But just remember, that the most important photos to mention are the ones not on the list. Those extra little photos of you with a special family member or friend or of something else that is important to you and your partner can turn a beautiful wedding album into something deeply heart warming.


Here is a sample list of photos typically taken during a wedding:
Remember most of these photos are considered standard and any good wedding photographer will get you these with or without a list.
Every wedding is different so variations (including the order) are expected.


Getting Ready

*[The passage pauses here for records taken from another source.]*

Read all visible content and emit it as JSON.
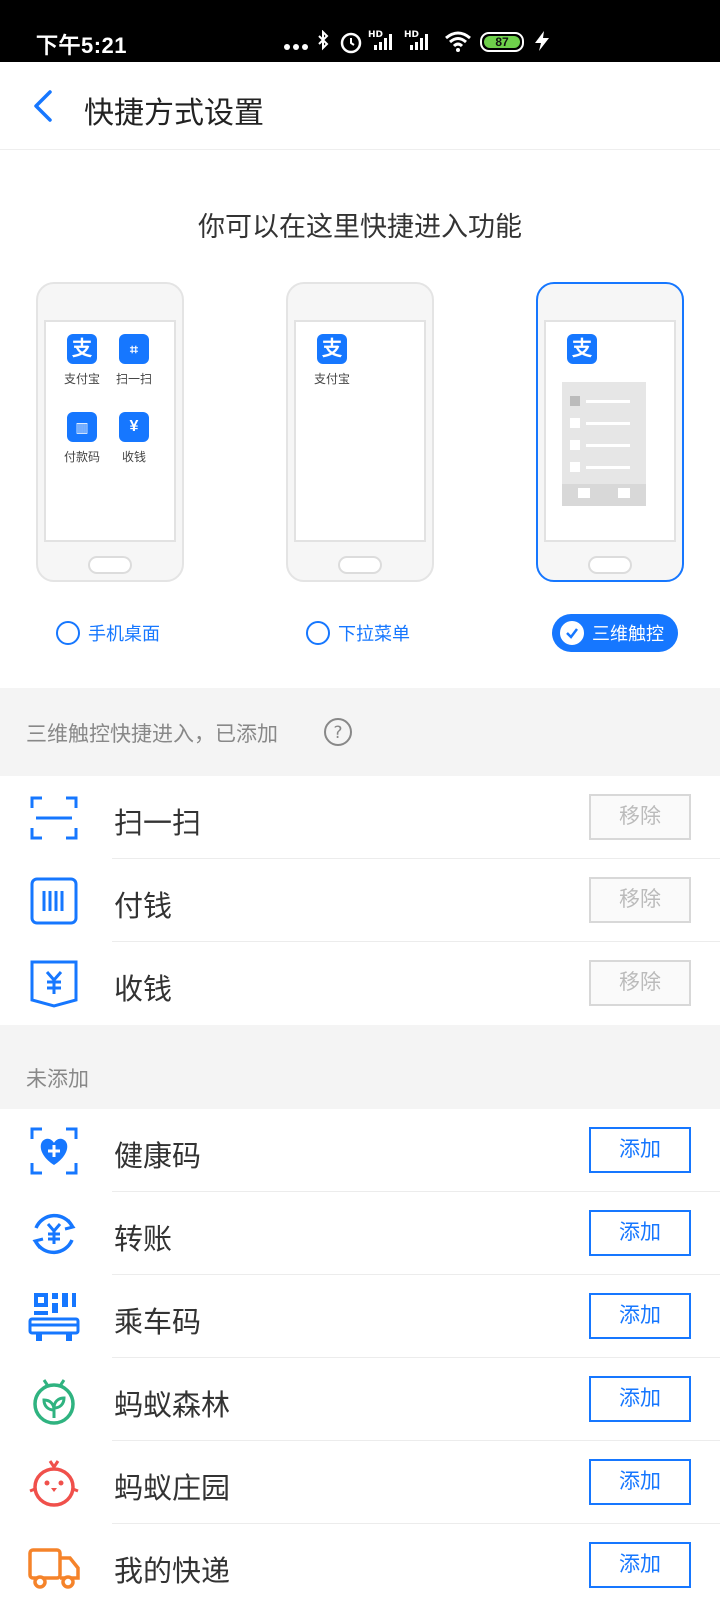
{
  "status": {
    "time": "下午5:21",
    "battery": "87"
  },
  "nav": {
    "title": "快捷方式设置"
  },
  "intro": "你可以在这里快捷进入功能",
  "desktop_apps": [
    "支付宝",
    "扫一扫",
    "付款码",
    "收钱"
  ],
  "dropdown_apps": [
    "支付宝"
  ],
  "options": [
    "手机桌面",
    "下拉菜单",
    "三维触控"
  ],
  "selected_option": "三维触控",
  "added_section": {
    "label": "三维触控快捷进入，已添加",
    "help_icon": "question-icon"
  },
  "added_items": [
    {
      "label": "扫一扫",
      "icon": "scan-icon",
      "action": "移除"
    },
    {
      "label": "付钱",
      "icon": "pay-code-icon",
      "action": "移除"
    },
    {
      "label": "收钱",
      "icon": "receive-money-icon",
      "action": "移除"
    }
  ],
  "not_added_section": {
    "label": "未添加"
  },
  "not_added_items": [
    {
      "label": "健康码",
      "icon": "health-code-icon",
      "action": "添加",
      "color": "#1677ff"
    },
    {
      "label": "转账",
      "icon": "transfer-icon",
      "action": "添加",
      "color": "#1677ff"
    },
    {
      "label": "乘车码",
      "icon": "transit-code-icon",
      "action": "添加",
      "color": "#1677ff"
    },
    {
      "label": "蚂蚁森林",
      "icon": "ant-forest-icon",
      "action": "添加",
      "color": "#2fb380"
    },
    {
      "label": "蚂蚁庄园",
      "icon": "ant-farm-icon",
      "action": "添加",
      "color": "#f0504b"
    },
    {
      "label": "我的快递",
      "icon": "delivery-icon",
      "action": "添加",
      "color": "#f5832a"
    }
  ],
  "colors": {
    "accent": "#1677ff",
    "section_bg": "#f4f4f4"
  }
}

Please note that two photographers are not a necessity for capturing the bride and the groom getting ready. It is easy enough to plan a schedule so that one photographer can cover both. Generally speaking the time needed with the groom is considerably smaller compared to the bride. If the bride and groom are getting ready in two different places with a large travel distance between them then two photographers would be needed if you wish to photograph both parties betting ready.

* Bride’s shoes, jewellery, something old, new etc
* Photo of the dress hanging
* Candid photos of the bride and bridesmaids getting ready (hair, makeup)
* Bride putting on her dress with help from the bridal party
* Putting on jewellery / shoes
* Bridal party helping with one last detail
* Details of the dress
* Father seeing the bride
* Mother / Father and bride portrait
* Bridal party leaving
* Bride and Father leaving towards the ceremony
* Groom and groomsmen getting ready
* Best man helping groom with a final detail
* Wedding rings

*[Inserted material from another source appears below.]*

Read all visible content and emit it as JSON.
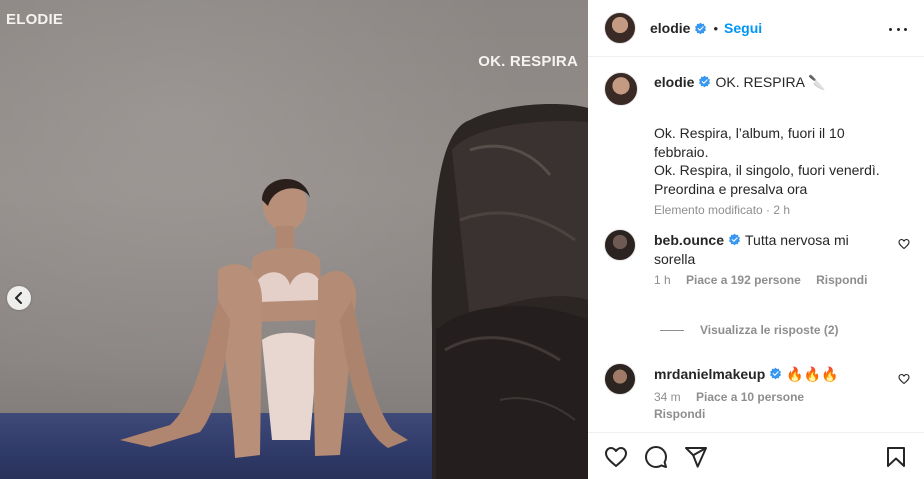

Ceremony

* Photos of empty venue. Interior, exterior, special details etc
* Groom and groomsmen waiting at the venue
* Guests at the venue
* Bride arriving, stepping out of car etc
* Bride walking up the aisle and grooms reaction
* Father / Mother giving bride away
* Exchanging of vows
* Ring bearer
* Exchanging of the rings
* The first kiss and the moment after
* Signing the register
* Bride and groom walking back down the aisle
* Newlyweds celebrations, confetti throwing etc
* Greeting guests outside the venue
* Bride and groom leaving in car

Couple portraits

* The couple alone
* Bride on her own
* Groom on his own

Bridal party (formal portraits)

* Bride and groom with bridesmaids / groomsmen
* Bride and groom with bridal party
* Bride with bridesmaids / Maid of honour
* Groom and groomsmen / Best man
* Entire wedding party

Family (formal portraits)

* Bride and groom with her parents
* Bride and groom with his parents
* Bride and groom with both sets of parents
* Bride and groom with siblings
* Bride and groom with close family members

Pre Reception (candid / informal)

* Photos of couple mingling with friends
* Photos of guests having fun

Reception

* Empty reception space
* Details of the room
* Photo of wedding cake
* Bride & Groom arriving
* Toasts and speeches
* Cutting the cake
* The first dance
* Everyone dancing enjoying themselves

Consider this a rough guide of the photos you will receive. The majority of these photos are simply just documenting what happens throughout the day. For example the majority of the photos listed in the Getting Ready, Ceremony and Reception sections occur naturally. It’s simply a case of the photographer capturing these moments as they happen.
However the formal portraits (bridal party & family group photos) are the ones that you will probably want to customize. This is just a typical list of what people generally want. It is good to know which ones you want along with any additional photos not listed.
Knowing who needs to be hanging around for the formal portraits is extremely beneficially for everybody as it speeds up the whole process. I will be doing another blog detailing the best way to plan for your family portraits to make them run as smoothly as possible.

There is one last thing to add as it is becoming increasing popular...

First look

Simply put a First Look is a private moment between the Bride and Groom before the ceremony. For some people, being able to see each other for the first time in more of a private setting allows them to freely express themselves.
Check our my blog Should you consider a “First Look” which explains the benefits while also the changes to the general structure of the day.